RECORD SET
>>
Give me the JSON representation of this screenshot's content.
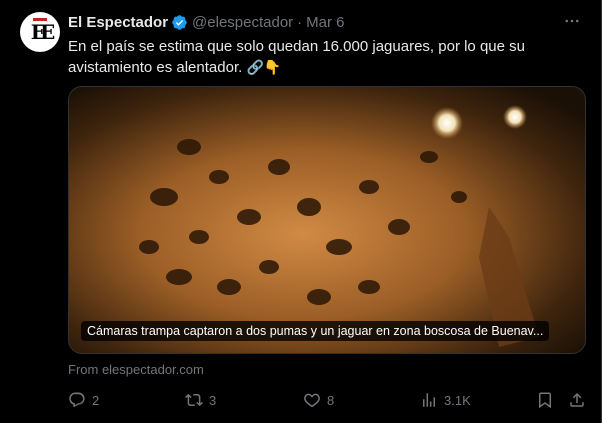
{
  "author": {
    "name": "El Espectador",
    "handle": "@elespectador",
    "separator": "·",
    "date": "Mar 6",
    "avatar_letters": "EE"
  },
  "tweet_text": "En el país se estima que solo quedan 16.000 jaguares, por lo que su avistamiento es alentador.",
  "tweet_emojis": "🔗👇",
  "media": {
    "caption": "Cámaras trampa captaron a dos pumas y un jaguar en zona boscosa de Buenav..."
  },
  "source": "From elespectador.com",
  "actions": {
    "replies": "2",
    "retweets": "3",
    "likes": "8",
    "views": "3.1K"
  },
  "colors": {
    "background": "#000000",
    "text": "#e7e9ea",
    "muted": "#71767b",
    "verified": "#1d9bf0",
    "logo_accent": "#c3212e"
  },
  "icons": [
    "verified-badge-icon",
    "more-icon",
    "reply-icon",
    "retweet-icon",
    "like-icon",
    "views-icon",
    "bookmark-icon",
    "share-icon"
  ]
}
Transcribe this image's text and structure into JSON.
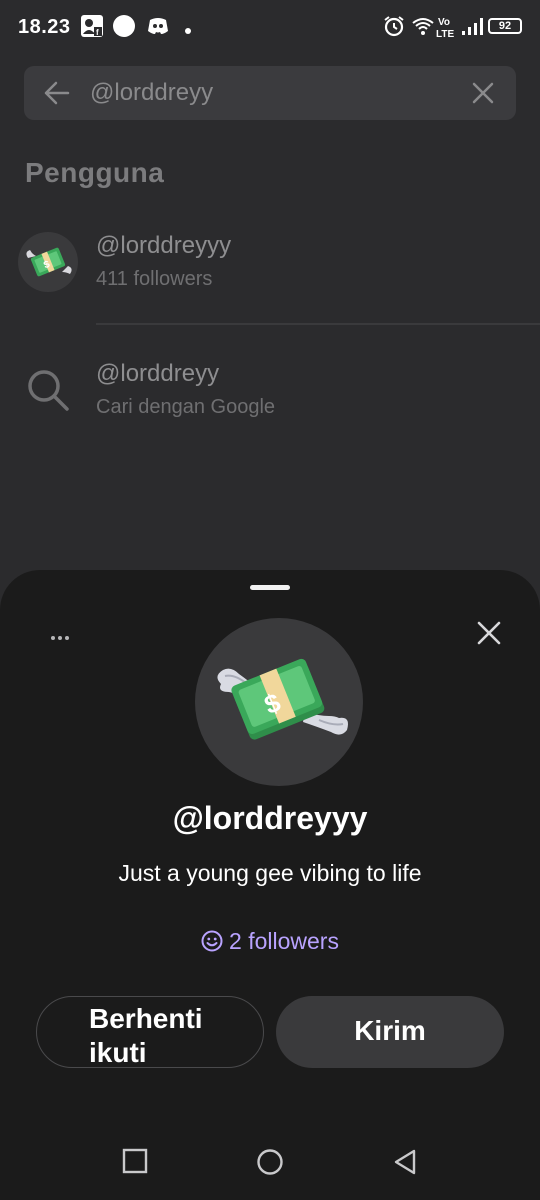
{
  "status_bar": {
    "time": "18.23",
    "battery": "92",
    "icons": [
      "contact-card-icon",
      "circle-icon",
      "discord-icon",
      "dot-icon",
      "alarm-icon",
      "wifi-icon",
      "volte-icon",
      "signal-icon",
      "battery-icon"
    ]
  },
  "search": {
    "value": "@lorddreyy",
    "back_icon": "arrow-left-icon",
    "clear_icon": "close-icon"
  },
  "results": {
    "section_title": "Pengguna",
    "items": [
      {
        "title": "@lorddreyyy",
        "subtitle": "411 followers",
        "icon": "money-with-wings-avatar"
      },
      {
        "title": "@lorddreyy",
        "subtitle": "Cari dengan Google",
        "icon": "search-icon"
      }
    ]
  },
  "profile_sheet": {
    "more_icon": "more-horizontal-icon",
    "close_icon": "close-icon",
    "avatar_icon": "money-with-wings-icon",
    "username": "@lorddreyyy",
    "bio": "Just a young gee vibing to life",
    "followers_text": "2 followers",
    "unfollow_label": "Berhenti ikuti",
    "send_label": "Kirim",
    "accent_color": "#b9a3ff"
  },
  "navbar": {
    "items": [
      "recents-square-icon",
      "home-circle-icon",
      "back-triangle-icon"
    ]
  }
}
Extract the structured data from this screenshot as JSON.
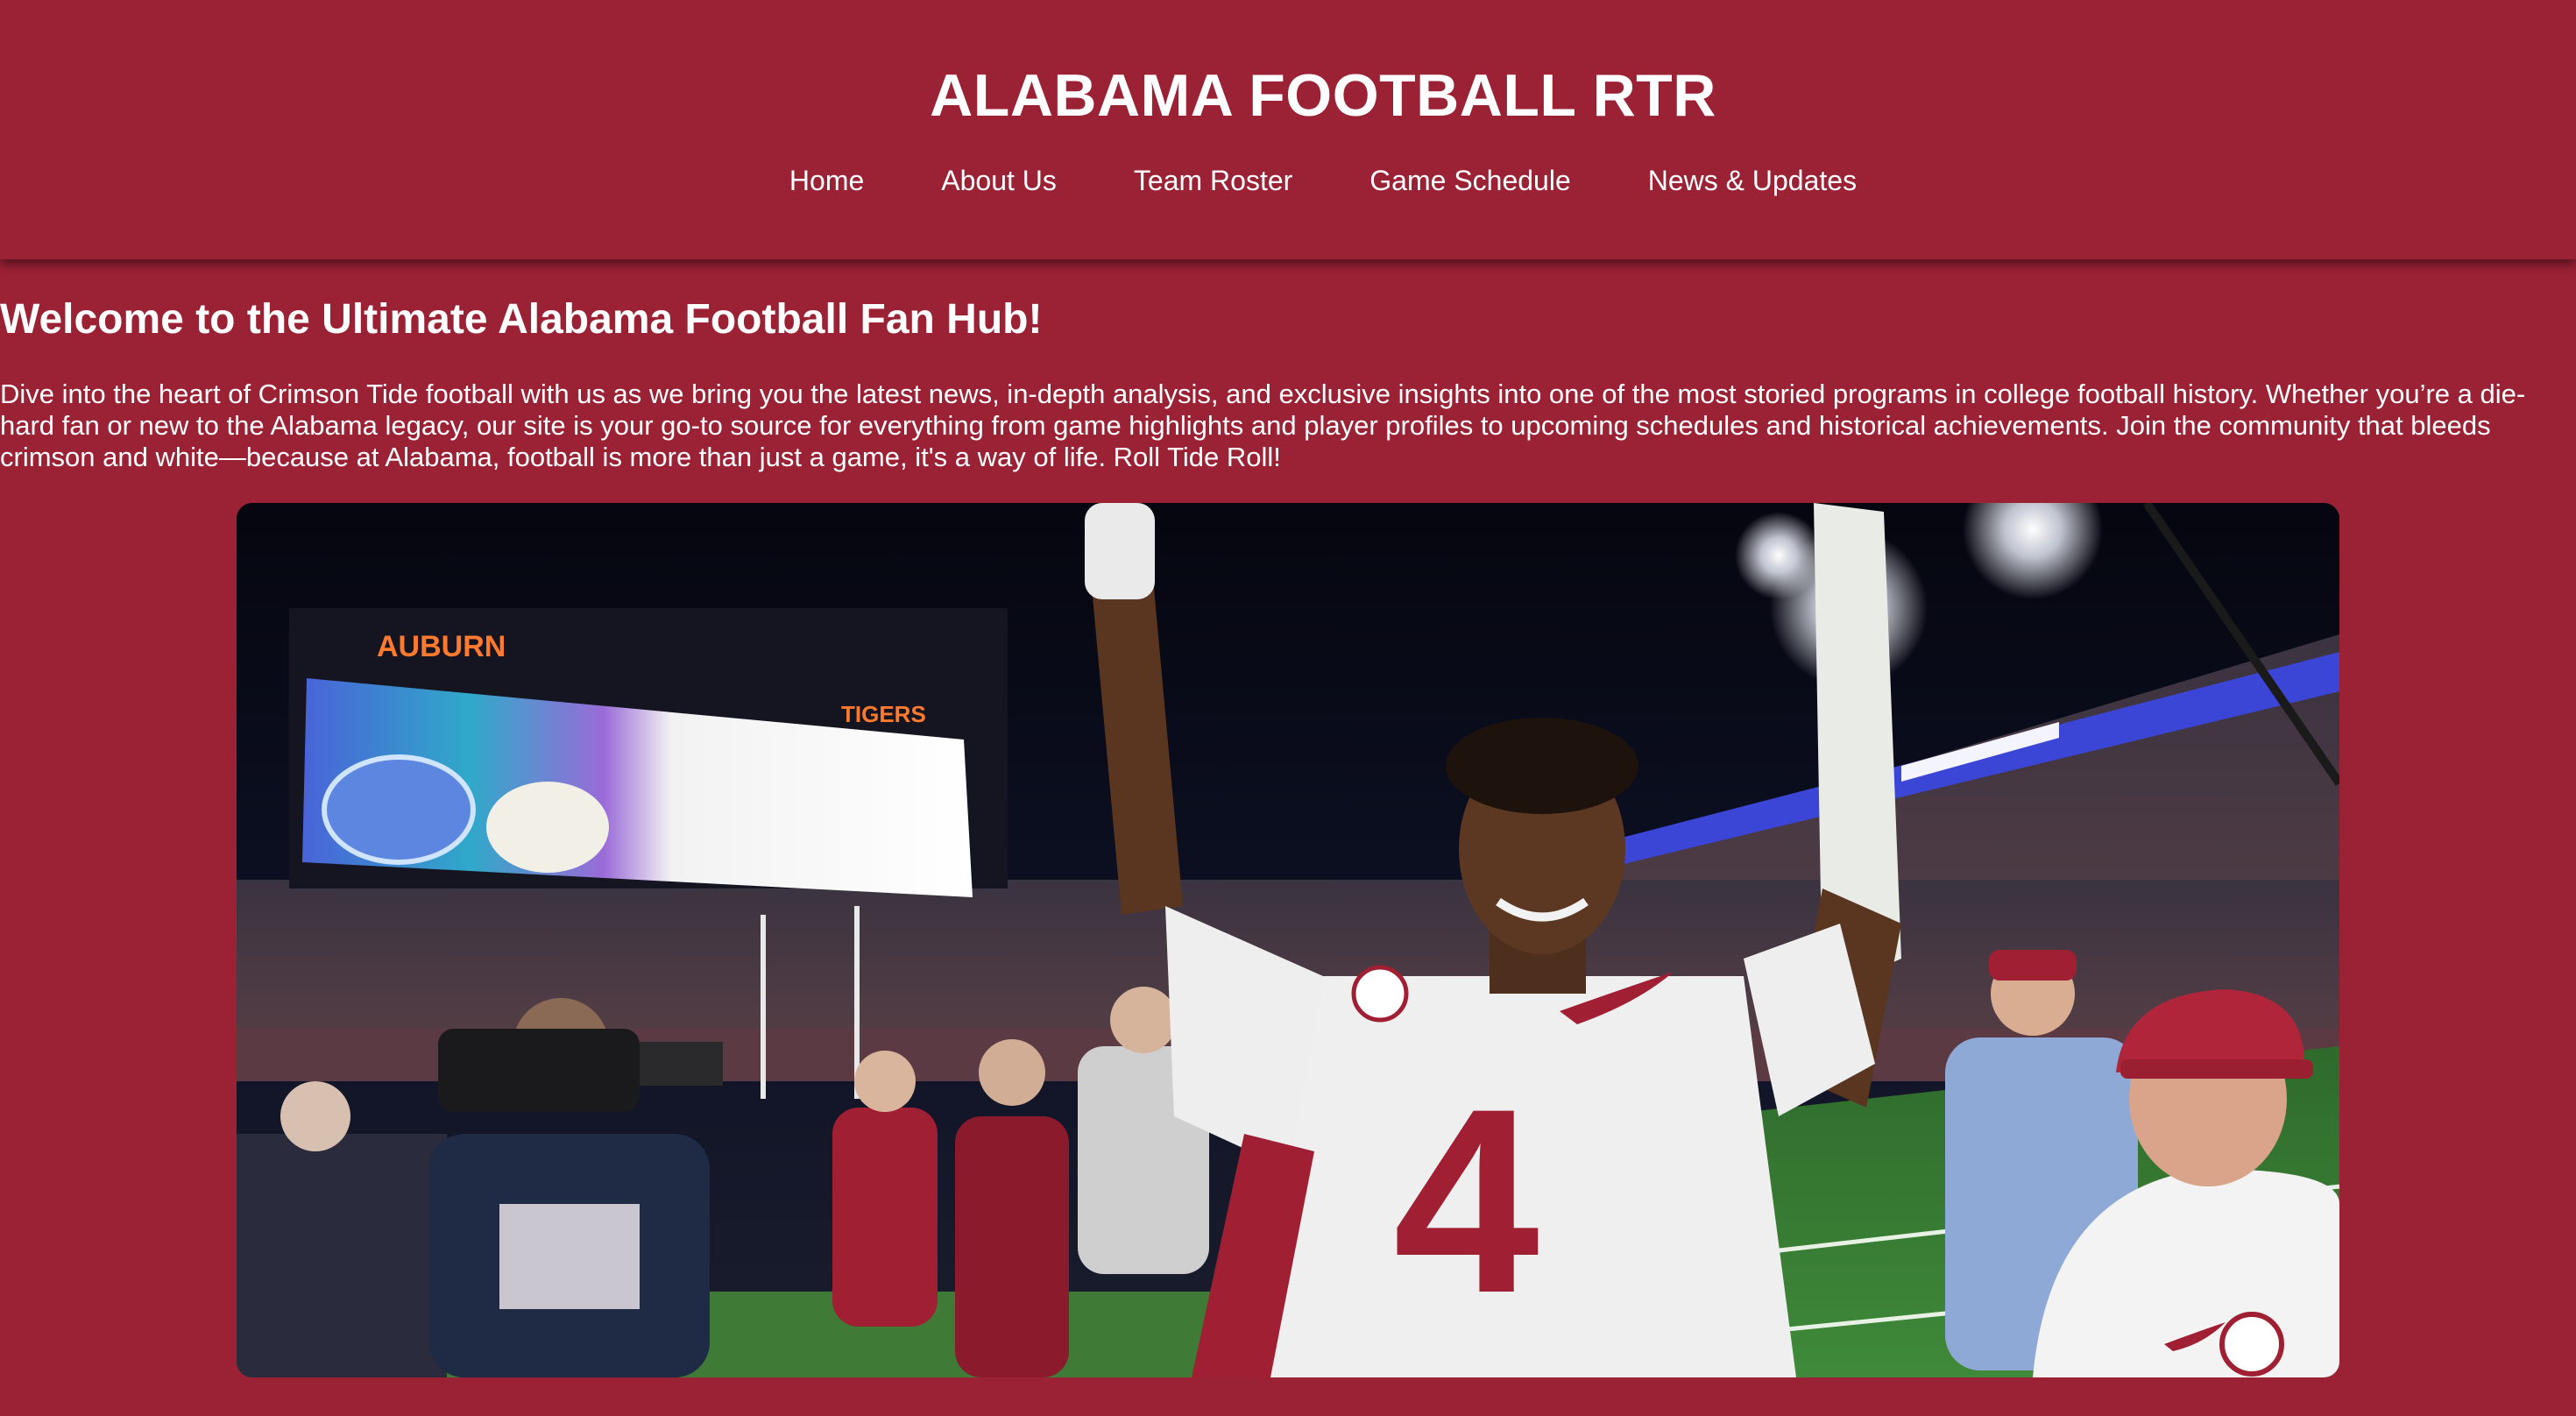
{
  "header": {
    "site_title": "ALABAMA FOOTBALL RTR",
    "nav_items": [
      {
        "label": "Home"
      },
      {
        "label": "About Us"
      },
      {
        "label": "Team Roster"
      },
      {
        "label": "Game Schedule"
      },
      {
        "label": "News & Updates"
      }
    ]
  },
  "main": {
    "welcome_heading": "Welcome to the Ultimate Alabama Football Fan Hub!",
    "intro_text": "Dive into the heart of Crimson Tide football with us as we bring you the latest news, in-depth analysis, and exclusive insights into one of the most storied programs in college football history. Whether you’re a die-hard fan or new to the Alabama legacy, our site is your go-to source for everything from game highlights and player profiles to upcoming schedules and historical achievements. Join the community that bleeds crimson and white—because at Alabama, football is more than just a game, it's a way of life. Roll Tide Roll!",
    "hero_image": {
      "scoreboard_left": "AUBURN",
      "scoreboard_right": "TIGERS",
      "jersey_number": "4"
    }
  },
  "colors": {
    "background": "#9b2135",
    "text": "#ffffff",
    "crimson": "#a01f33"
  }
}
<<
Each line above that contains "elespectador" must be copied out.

RESULT OF THIS TASK
    "handle": "@elespectador",
  "source": "From elespectador.com",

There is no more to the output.